The thing about the American dream is that it is unique to each person. For some, it means rising to the top of a large, well-known corporation. For others, it means creating their own large corporation and having their name atop a tall building downtown. For others, it means being an independent financial advisor with a small staff and a nice building in the suburbs. For still others, the dream means being an independent advisor who has the ability to work out of the home.
As the spirit of entrepreneurship has shown, none of these dreams is right or wrong. They all can work, and they all have. For those with the last dream – working at home, eliminating the commute and realizing the freedom of total independence – it is within reach. And it isn’t just small-time advisors who are doing it. One marketing organization executive says he knows of an advisor who has annuity sales of $9 million and works out of his home.
“It’s all a matter of what you want to do and how you want to do it,” says Bo Johnson, chief marketing officer, Financial Independence Group, Cornelius, N.C. “You can do it and be successful.”
To help advisors define and design their home-office space, we talked to a home-workspace expert about design elements and what makes a home office work, and also an advisor who has successfully transitioned from a traditional office building to his home.
Made the change
A decade ago, Bob Adams believed successful advisors had to have a traditional office space outside their homes.

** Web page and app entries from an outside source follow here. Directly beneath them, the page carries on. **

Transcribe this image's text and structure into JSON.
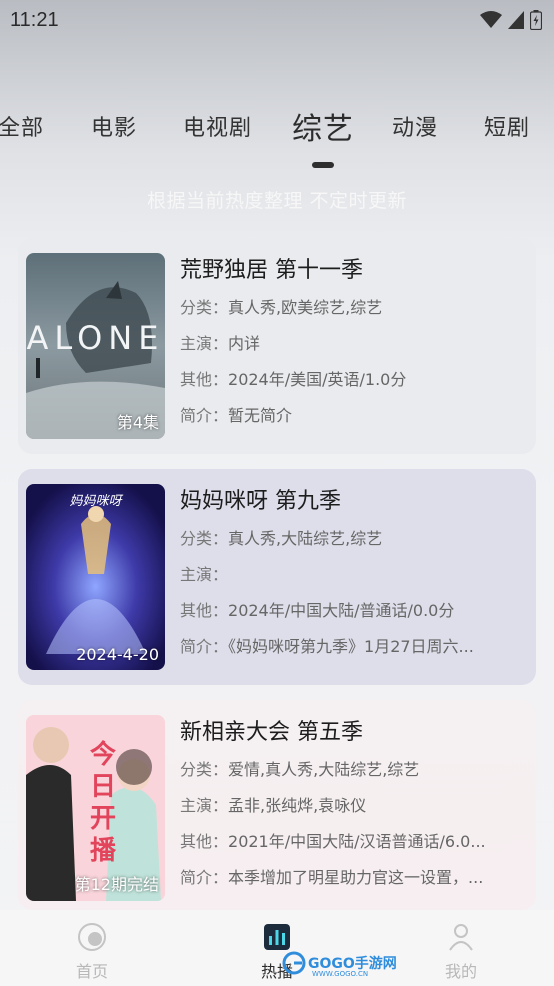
{
  "status_bar": {
    "time": "11:21"
  },
  "tabs": [
    {
      "label": "全部",
      "active": false
    },
    {
      "label": "电影",
      "active": false
    },
    {
      "label": "电视剧",
      "active": false
    },
    {
      "label": "综艺",
      "active": true
    },
    {
      "label": "动漫",
      "active": false
    },
    {
      "label": "短剧",
      "active": false
    }
  ],
  "subtitle": "根据当前热度整理 不定时更新",
  "labels": {
    "category": "分类：",
    "cast": "主演：",
    "other": "其他：",
    "intro": "简介："
  },
  "shows": [
    {
      "title": "荒野独居 第十一季",
      "category": "真人秀,欧美综艺,综艺",
      "cast": "内详",
      "other": "2024年/美国/英语/1.0分",
      "intro": "暂无简介",
      "badge": "第4集",
      "poster_text": "ALONE"
    },
    {
      "title": "妈妈咪呀 第九季",
      "category": "真人秀,大陆综艺,综艺",
      "cast": "",
      "other": "2024年/中国大陆/普通话/0.0分",
      "intro": "《妈妈咪呀第九季》1月27日周六...",
      "badge": "2024-4-20",
      "poster_text": "妈妈咪呀"
    },
    {
      "title": "新相亲大会 第五季",
      "category": "爱情,真人秀,大陆综艺,综艺",
      "cast": "孟非,张纯烨,袁咏仪",
      "other": "2021年/中国大陆/汉语普通话/6.0...",
      "intro": "本季增加了明星助力官这一设置，...",
      "badge": "第12期完结",
      "poster_text": "今日开播"
    }
  ],
  "bottom_nav": [
    {
      "label": "首页",
      "icon": "home-icon",
      "active": false
    },
    {
      "label": "热播",
      "icon": "hot-chart-icon",
      "active": true
    },
    {
      "label": "我的",
      "icon": "profile-icon",
      "active": false
    }
  ],
  "watermark": {
    "text": "GOGO手游网",
    "url": "WWW.GOGO.CN"
  },
  "colors": {
    "accent": "#2e2e2e",
    "inactive_nav": "#b8b8b8",
    "watermark": "#2f8ddc"
  }
}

“I was adamant about having an office,” recalls Adams, CFP, CPA, president of Winter Park, Fla.’s A Safe Harbor (www.asafeharbor.com). “I wasn’t sure I had the discipline to do a home office.”
A series of events – his assistant’s death, a move to a smaller space, encouragement from his wife – led to Adams’ decision to base his office out of his home. He knew immediately that if he was going to have a home office, he was going to have a home office – not working off his kitchen table and calling it the office. He dedicated two of three bedrooms on one side of his house as office space, and he set out to decorate them as well as he could.
“You need that, because it leads to confidence,” Adams says of his nicely decorated space. “I was insecure early on and I used to apologize for working out of my home. Not anymore.”